-- How to complete this task --
Every line that includes the word "JSON" needs to be copied from the listing.

==== Material for this task

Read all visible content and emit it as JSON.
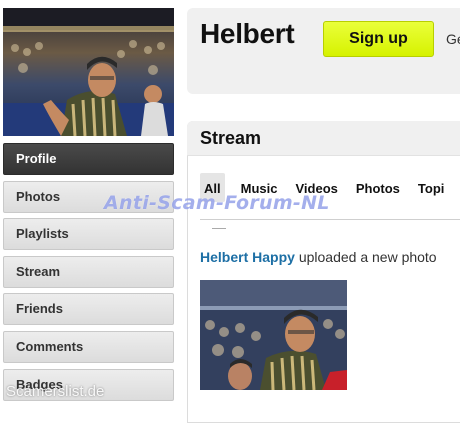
{
  "profile": {
    "username": "Helbert",
    "signup_label": "Sign up",
    "header_extra_text": "Ge"
  },
  "sidebar": {
    "items": [
      {
        "label": "Profile",
        "active": true
      },
      {
        "label": "Photos"
      },
      {
        "label": "Playlists"
      },
      {
        "label": "Stream"
      },
      {
        "label": "Friends"
      },
      {
        "label": "Comments"
      },
      {
        "label": "Badges"
      }
    ]
  },
  "stream": {
    "title": "Stream",
    "tabs": [
      {
        "label": "All",
        "active": true
      },
      {
        "label": "Music"
      },
      {
        "label": "Videos"
      },
      {
        "label": "Photos"
      },
      {
        "label": "Topi"
      }
    ],
    "post": {
      "user": "Helbert Happy",
      "action": "uploaded a new photo"
    }
  },
  "watermarks": {
    "center": "Anti-Scam-Forum-NL",
    "bottom": "Scamerslist.de"
  },
  "colors": {
    "signup_bg": "#e0f712",
    "link_blue": "#1d6fa5",
    "active_nav": "#3d3d3d",
    "watermark_blue": "#6a7ee0"
  }
}
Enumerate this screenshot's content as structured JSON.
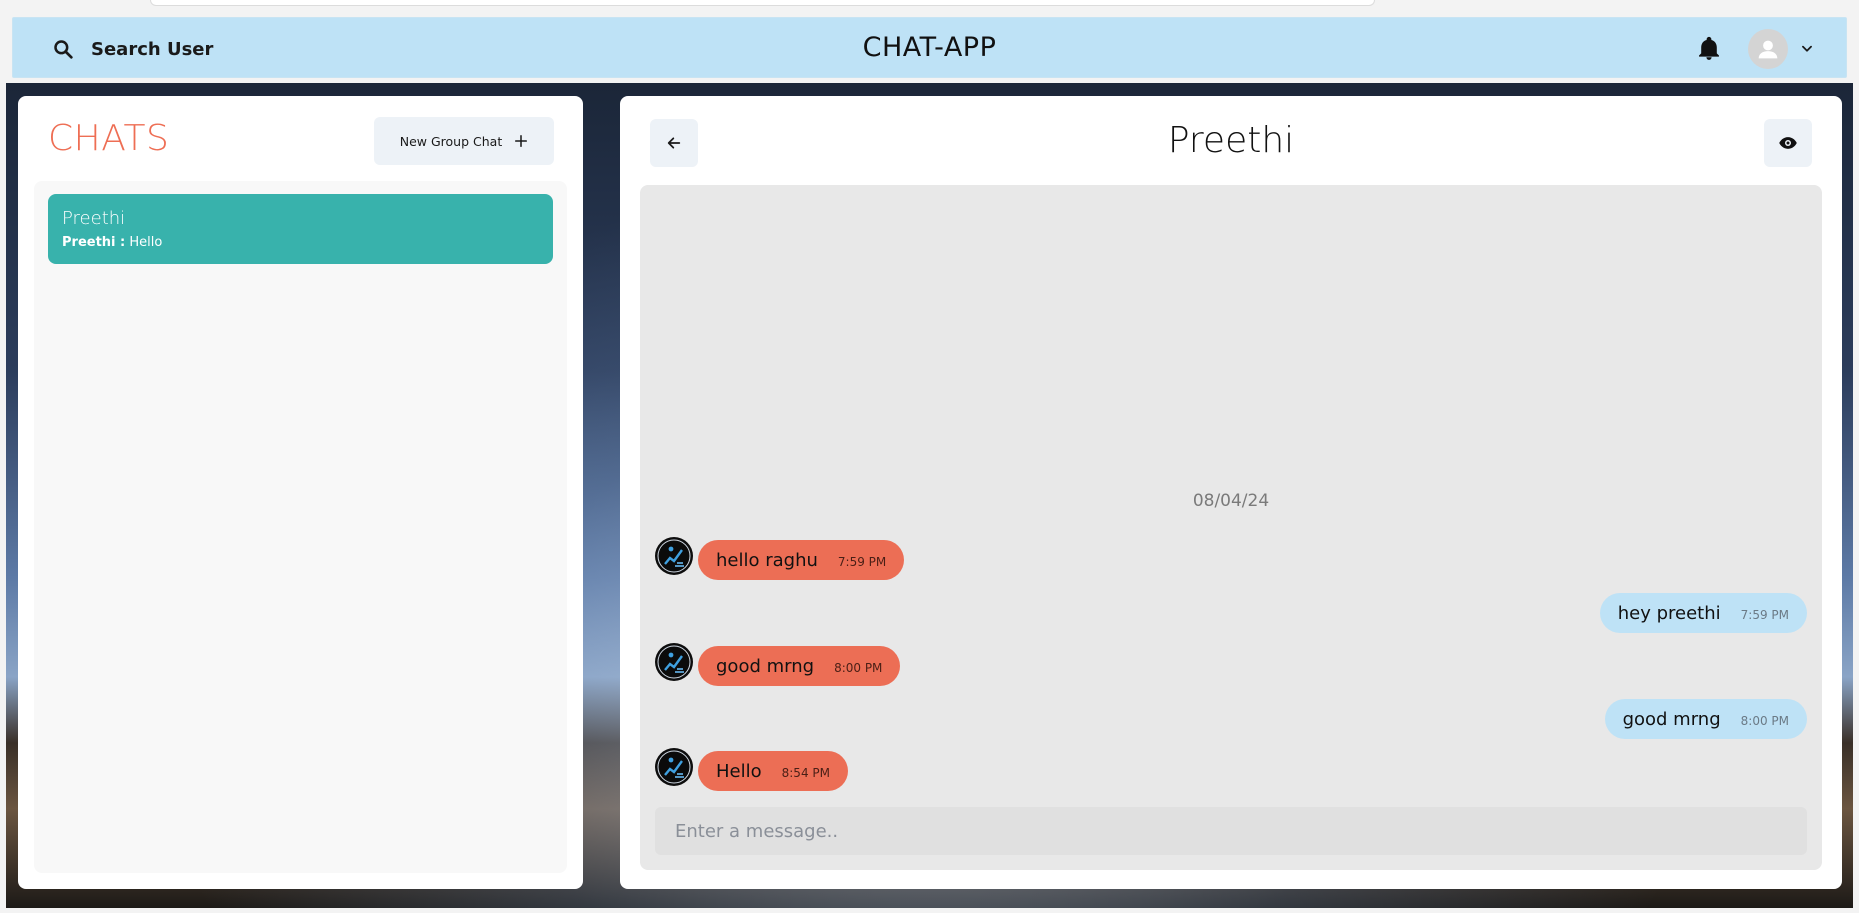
{
  "header": {
    "search_label": "Search User",
    "app_title": "CHAT-APP",
    "icons": {
      "search": "search-icon",
      "notifications": "bell-icon",
      "profile": "avatar-icon",
      "menu": "chevron-down-icon"
    }
  },
  "sidebar": {
    "title": "CHATS",
    "new_group_label": "New Group Chat",
    "chats": [
      {
        "name": "Preethi",
        "last_sender": "Preethi :",
        "last_message": "Hello",
        "selected": true
      }
    ]
  },
  "chat": {
    "title": "Preethi",
    "date_divider": "08/04/24",
    "messages": [
      {
        "direction": "in",
        "text": "hello raghu",
        "time": "7:59 PM"
      },
      {
        "direction": "out",
        "text": "hey preethi",
        "time": "7:59 PM"
      },
      {
        "direction": "in",
        "text": "good mrng",
        "time": "8:00 PM"
      },
      {
        "direction": "out",
        "text": "good mrng",
        "time": "8:00 PM"
      },
      {
        "direction": "in",
        "text": "Hello",
        "time": "8:54 PM"
      }
    ],
    "input_placeholder": "Enter a message.."
  },
  "colors": {
    "header_bg": "#bee2f6",
    "accent": "#ee6e54",
    "selected_chat": "#38b2ac",
    "incoming_bubble": "#ec6e55",
    "outgoing_bubble": "#bee2f6"
  }
}
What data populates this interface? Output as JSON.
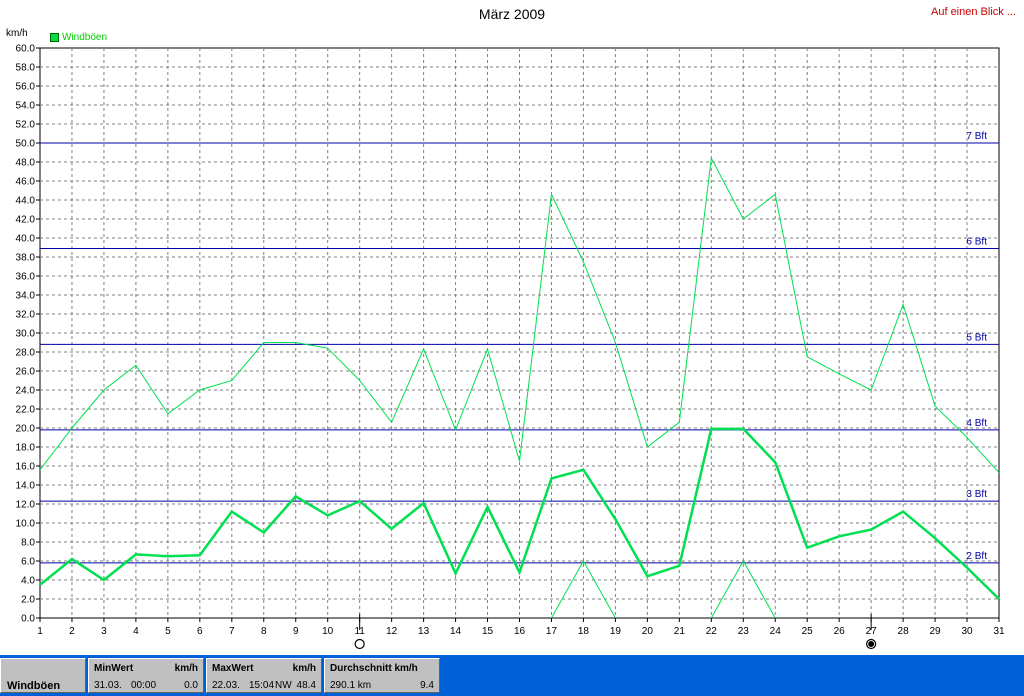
{
  "header": {
    "title": "März 2009",
    "link_label": "Auf einen Blick ..."
  },
  "chart_data": {
    "type": "line",
    "ylabel": "km/h",
    "ylim": [
      0,
      60
    ],
    "ytick_step": 2,
    "categories": [
      "1",
      "2",
      "3",
      "4",
      "5",
      "6",
      "7",
      "8",
      "9",
      "10",
      "11",
      "12",
      "13",
      "14",
      "15",
      "16",
      "17",
      "18",
      "19",
      "20",
      "21",
      "22",
      "23",
      "24",
      "25",
      "26",
      "27",
      "28",
      "29",
      "30",
      "31"
    ],
    "legend": [
      "Windböen"
    ],
    "series": [
      {
        "name": "Windböen",
        "color": "#00e050",
        "width": 1,
        "values": [
          15.6,
          20.0,
          24.0,
          26.6,
          21.5,
          24.0,
          25.0,
          29.0,
          29.0,
          28.4,
          25.0,
          20.6,
          28.3,
          19.8,
          28.3,
          16.5,
          44.6,
          37.5,
          29.0,
          18.0,
          20.6,
          48.4,
          42.0,
          44.6,
          27.5,
          25.7,
          24.0,
          33.0,
          22.3,
          19.0,
          15.3
        ]
      },
      {
        "name": "",
        "color": "#00e050",
        "width": 2.5,
        "values": [
          3.5,
          6.2,
          4.0,
          6.7,
          6.5,
          6.6,
          11.2,
          9.0,
          12.8,
          10.8,
          12.3,
          9.4,
          12.1,
          4.7,
          11.7,
          4.8,
          14.7,
          15.6,
          10.4,
          4.4,
          5.5,
          19.9,
          19.9,
          16.4,
          7.4,
          8.6,
          9.3,
          11.2,
          8.4,
          5.3,
          2.0
        ]
      },
      {
        "name": "",
        "color": "#00e050",
        "width": 1,
        "values": [
          null,
          null,
          null,
          null,
          null,
          null,
          null,
          null,
          null,
          null,
          null,
          null,
          null,
          null,
          null,
          null,
          0,
          6.0,
          0,
          null,
          null,
          0,
          6.0,
          0,
          null,
          null,
          null,
          null,
          null,
          null,
          null
        ]
      }
    ],
    "reference_lines": [
      {
        "label": "2 Bft",
        "value": 5.8
      },
      {
        "label": "3 Bft",
        "value": 12.3
      },
      {
        "label": "4 Bft",
        "value": 19.8
      },
      {
        "label": "5 Bft",
        "value": 28.8
      },
      {
        "label": "6 Bft",
        "value": 38.9
      },
      {
        "label": "7 Bft",
        "value": 50.0
      }
    ],
    "moon_phases": [
      {
        "day": 11,
        "phase": "full"
      },
      {
        "day": 27,
        "phase": "new"
      }
    ],
    "grid": true
  },
  "footer": {
    "series_label": "Windböen",
    "min": {
      "head_label": "MinWert",
      "head_unit": "km/h",
      "date": "31.03.",
      "time": "00:00",
      "value": "0.0"
    },
    "max": {
      "head_label": "MaxWert",
      "head_unit": "km/h",
      "date": "22.03.",
      "time": "15:04",
      "dir": "NW",
      "value": "48.4"
    },
    "avg": {
      "head_label": "Durchschnitt km/h",
      "distance": "290.1 km",
      "value": "9.4"
    }
  },
  "colors": {
    "reference_line": "#0000aa",
    "series": "#00e050",
    "footer_bg": "#0060d8",
    "link": "#cc0000"
  }
}
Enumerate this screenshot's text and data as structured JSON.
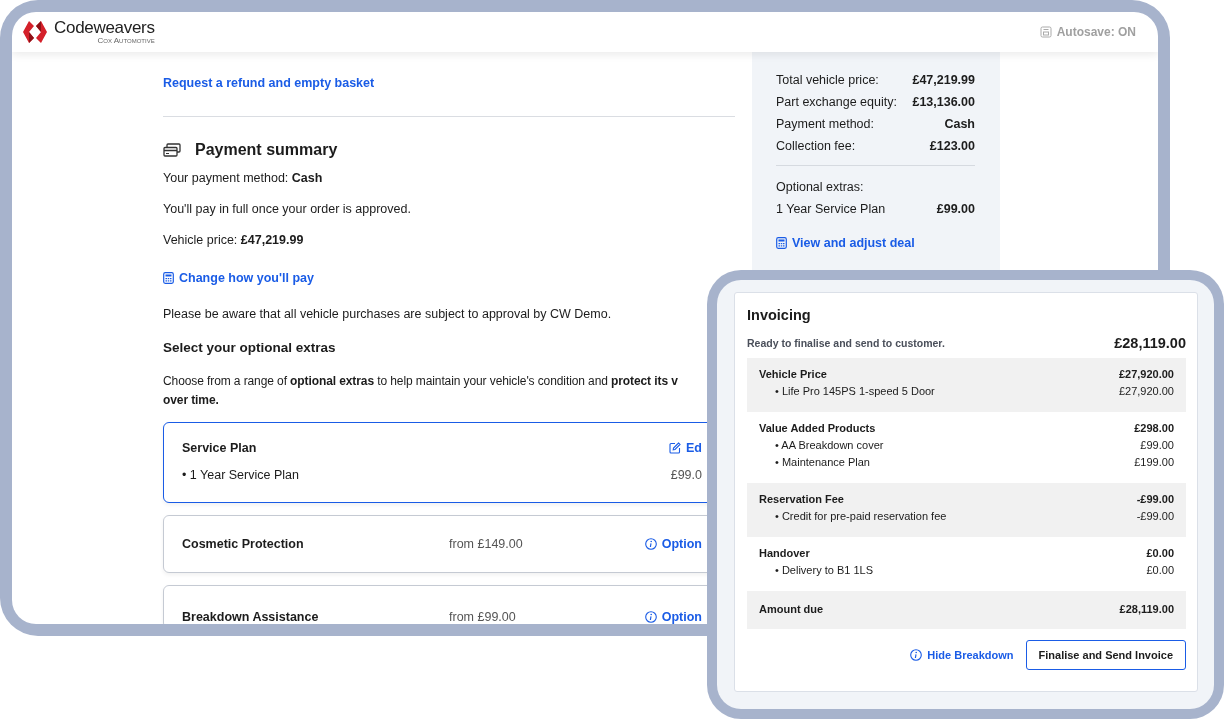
{
  "header": {
    "brand": "Codeweavers",
    "brand_sub": "Cox Automotive",
    "autosave": "Autosave: ON"
  },
  "main": {
    "refund_link": "Request a refund and empty basket",
    "payment_summary": {
      "title": "Payment summary",
      "method_line": "Your payment method: **Cash**",
      "note": "You'll pay in full once your order is approved.",
      "price_line": "Vehicle price: **£47,219.99**",
      "change_link": "Change how you'll pay",
      "approval_note": "Please be aware that all vehicle purchases are subject to approval by CW Demo."
    },
    "extras": {
      "title": "Select your optional extras",
      "intro_lines": [
        "Choose from a range of **optional extras** to help maintain your vehicle's condition and **protect its v**",
        "**over time.**"
      ],
      "cards": [
        {
          "kind": "added",
          "selected": true,
          "title": "Service Plan",
          "action": "Ed",
          "item": "• 1 Year Service Plan",
          "price": "£99.0"
        },
        {
          "kind": "offer",
          "selected": false,
          "title": "Cosmetic Protection",
          "price": "from £149.00",
          "action": "Option"
        },
        {
          "kind": "offer",
          "selected": false,
          "title": "Breakdown Assistance",
          "price": "from £99.00",
          "action": "Option"
        }
      ]
    }
  },
  "summary": {
    "rows": [
      {
        "label": "Total vehicle price:",
        "value": "£47,219.99"
      },
      {
        "label": "Part exchange equity:",
        "value": "£13,136.00"
      },
      {
        "label": "Payment method:",
        "value": "Cash"
      },
      {
        "label": "Collection fee:",
        "value": "£123.00"
      }
    ],
    "extras_label": "Optional extras:",
    "extras": [
      {
        "label": "1 Year Service Plan",
        "value": "£99.00"
      }
    ],
    "adjust_link": "View and adjust deal"
  },
  "invoice": {
    "title": "Invoicing",
    "status": "Ready to finalise and send to customer.",
    "total": "£28,119.00",
    "sections": [
      {
        "kind": "group",
        "title": "Vehicle Price",
        "amount": "£27,920.00",
        "items": [
          {
            "label": "• Life Pro 145PS 1-speed 5 Door",
            "amount": "£27,920.00"
          }
        ]
      },
      {
        "kind": "group",
        "title": "Value Added Products",
        "amount": "£298.00",
        "items": [
          {
            "label": "• AA Breakdown cover",
            "amount": "£99.00"
          },
          {
            "label": "• Maintenance Plan",
            "amount": "£199.00"
          }
        ]
      },
      {
        "kind": "group",
        "title": "Reservation Fee",
        "amount": "-£99.00",
        "items": [
          {
            "label": "• Credit for pre-paid reservation fee",
            "amount": "-£99.00"
          }
        ]
      },
      {
        "kind": "group",
        "title": "Handover",
        "amount": "£0.00",
        "items": [
          {
            "label": "• Delivery to B1 1LS",
            "amount": "£0.00"
          }
        ]
      },
      {
        "kind": "total",
        "title": "Amount due",
        "amount": "£28,119.00"
      }
    ],
    "hide_link": "Hide Breakdown",
    "send_button": "Finalise and Send Invoice"
  }
}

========

-- The completed task --
Read all visible content and emit it as JSON.
Enumerate this screenshot's content as structured JSON.
What data populates this interface? Output as JSON.
Enumerate this screenshot's text and data as structured JSON.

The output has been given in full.